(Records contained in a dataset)
-----

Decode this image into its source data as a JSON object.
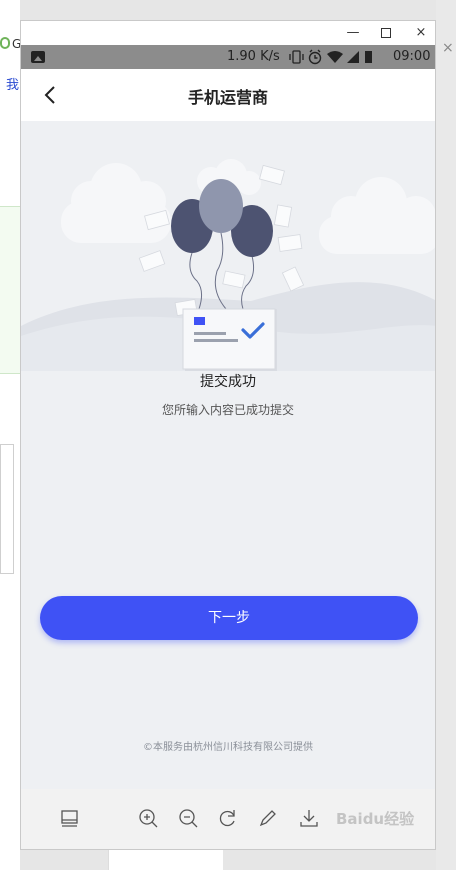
{
  "background": {
    "left_letter": "G",
    "left_link": "我",
    "right_close": "×"
  },
  "window": {
    "title_buttons": {
      "minimize": "—",
      "maximize": "□",
      "close": "×"
    }
  },
  "statusbar": {
    "speed": "1.90 K/s",
    "icons": [
      "image-icon",
      "vibrate-icon",
      "alarm-icon",
      "wifi-icon",
      "signal-icon",
      "battery-icon"
    ],
    "time": "09:00"
  },
  "appbar": {
    "title": "手机运营商"
  },
  "result": {
    "title": "提交成功",
    "subtitle": "您所输入内容已成功提交"
  },
  "actions": {
    "next_label": "下一步"
  },
  "footer": {
    "note": "©本服务由杭州信川科技有限公司提供"
  },
  "toolbar": {
    "tools": [
      "panel-icon",
      "zoom-in-icon",
      "zoom-out-icon",
      "rotate-icon",
      "edit-icon",
      "download-icon"
    ]
  },
  "watermark": "Baidu经验",
  "colors": {
    "accent": "#3f52f5",
    "statusbar": "#8c8c8c",
    "page_bg": "#eef0f3",
    "balloon_dark": "#4d5371",
    "balloon_light": "#8f96ad",
    "check": "#3a6fd8"
  }
}
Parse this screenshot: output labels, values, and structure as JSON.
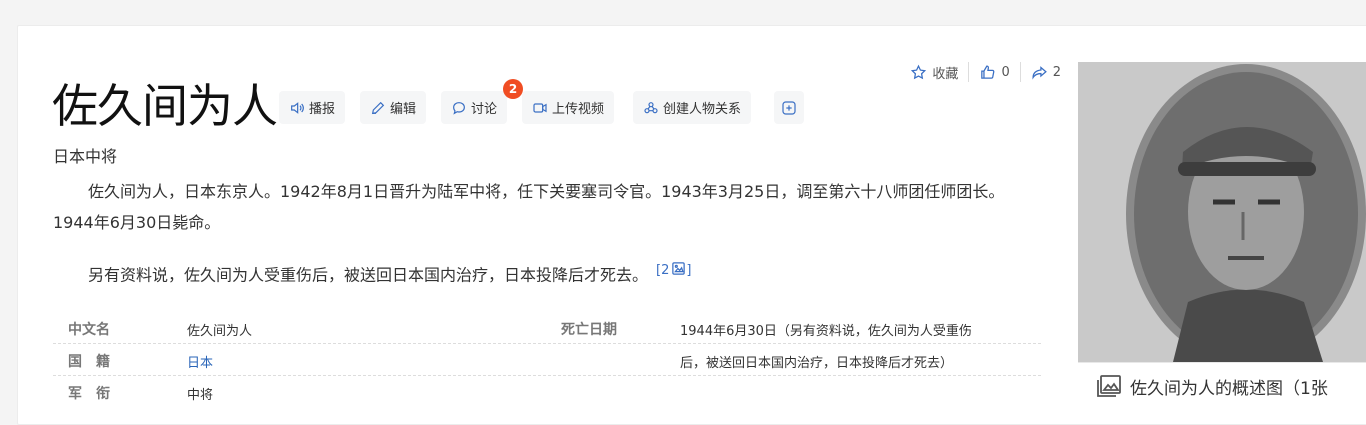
{
  "entry": {
    "title": "佐久间为人",
    "subtitle": "日本中将"
  },
  "toolbar": {
    "broadcast": "播报",
    "edit": "编辑",
    "discuss": "讨论",
    "discuss_badge": "2",
    "upload_video": "上传视频",
    "create_relation": "创建人物关系"
  },
  "actions": {
    "collect": "收藏",
    "like_count": "0",
    "share_count": "2"
  },
  "summary": {
    "p1": "佐久间为人，日本东京人。1942年8月1日晋升为陆军中将，任下关要塞司令官。1943年3月25日，调至第六十八师团任师团长。1944年6月30日毙命。",
    "p2": "另有资料说，佐久间为人受重伤后，被送回日本国内治疗，日本投降后才死去。",
    "cite": "[2"
  },
  "info": {
    "name_label": "中文名",
    "name_value": "佐久间为人",
    "nationality_label": "国　籍",
    "nationality_value": "日本",
    "rank_label": "军　衔",
    "rank_value": "中将",
    "death_label": "死亡日期",
    "death_value_1": "1944年6月30日（另有资料说，佐久间为人受重伤",
    "death_value_2": "后，被送回日本国内治疗，日本投降后才死去）"
  },
  "album": {
    "caption": "佐久间为人的概述图（1张"
  },
  "colors": {
    "accent": "#3a6fc4",
    "badge": "#f04d23",
    "link": "#2a65b8"
  }
}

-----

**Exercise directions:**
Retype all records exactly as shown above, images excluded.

**Solution:**
Decode this image into its source data as a JSON object.
{
  "background": {
    "left_letter": "G",
    "left_link": "我",
    "right_close": "×"
  },
  "window": {
    "title_buttons": {
      "minimize": "—",
      "maximize": "□",
      "close": "×"
    }
  },
  "statusbar": {
    "speed": "1.90 K/s",
    "icons": [
      "image-icon",
      "vibrate-icon",
      "alarm-icon",
      "wifi-icon",
      "signal-icon",
      "battery-icon"
    ],
    "time": "09:00"
  },
  "appbar": {
    "title": "手机运营商"
  },
  "result": {
    "title": "提交成功",
    "subtitle": "您所输入内容已成功提交"
  },
  "actions": {
    "next_label": "下一步"
  },
  "footer": {
    "note": "©本服务由杭州信川科技有限公司提供"
  },
  "toolbar": {
    "tools": [
      "panel-icon",
      "zoom-in-icon",
      "zoom-out-icon",
      "rotate-icon",
      "edit-icon",
      "download-icon"
    ]
  },
  "watermark": "Baidu经验",
  "colors": {
    "accent": "#3f52f5",
    "statusbar": "#8c8c8c",
    "page_bg": "#eef0f3",
    "balloon_dark": "#4d5371",
    "balloon_light": "#8f96ad",
    "check": "#3a6fd8"
  }
}
Parse this screenshot: output labels, values, and structure as JSON.
{
  "entry": {
    "title": "佐久间为人",
    "subtitle": "日本中将"
  },
  "toolbar": {
    "broadcast": "播报",
    "edit": "编辑",
    "discuss": "讨论",
    "discuss_badge": "2",
    "upload_video": "上传视频",
    "create_relation": "创建人物关系"
  },
  "actions": {
    "collect": "收藏",
    "like_count": "0",
    "share_count": "2"
  },
  "summary": {
    "p1": "佐久间为人，日本东京人。1942年8月1日晋升为陆军中将，任下关要塞司令官。1943年3月25日，调至第六十八师团任师团长。1944年6月30日毙命。",
    "p2": "另有资料说，佐久间为人受重伤后，被送回日本国内治疗，日本投降后才死去。",
    "cite": "[2"
  },
  "info": {
    "name_label": "中文名",
    "name_value": "佐久间为人",
    "nationality_label": "国　籍",
    "nationality_value": "日本",
    "rank_label": "军　衔",
    "rank_value": "中将",
    "death_label": "死亡日期",
    "death_value_1": "1944年6月30日（另有资料说，佐久间为人受重伤",
    "death_value_2": "后，被送回日本国内治疗，日本投降后才死去）"
  },
  "album": {
    "caption": "佐久间为人的概述图（1张"
  },
  "colors": {
    "accent": "#3a6fc4",
    "badge": "#f04d23",
    "link": "#2a65b8"
  }
}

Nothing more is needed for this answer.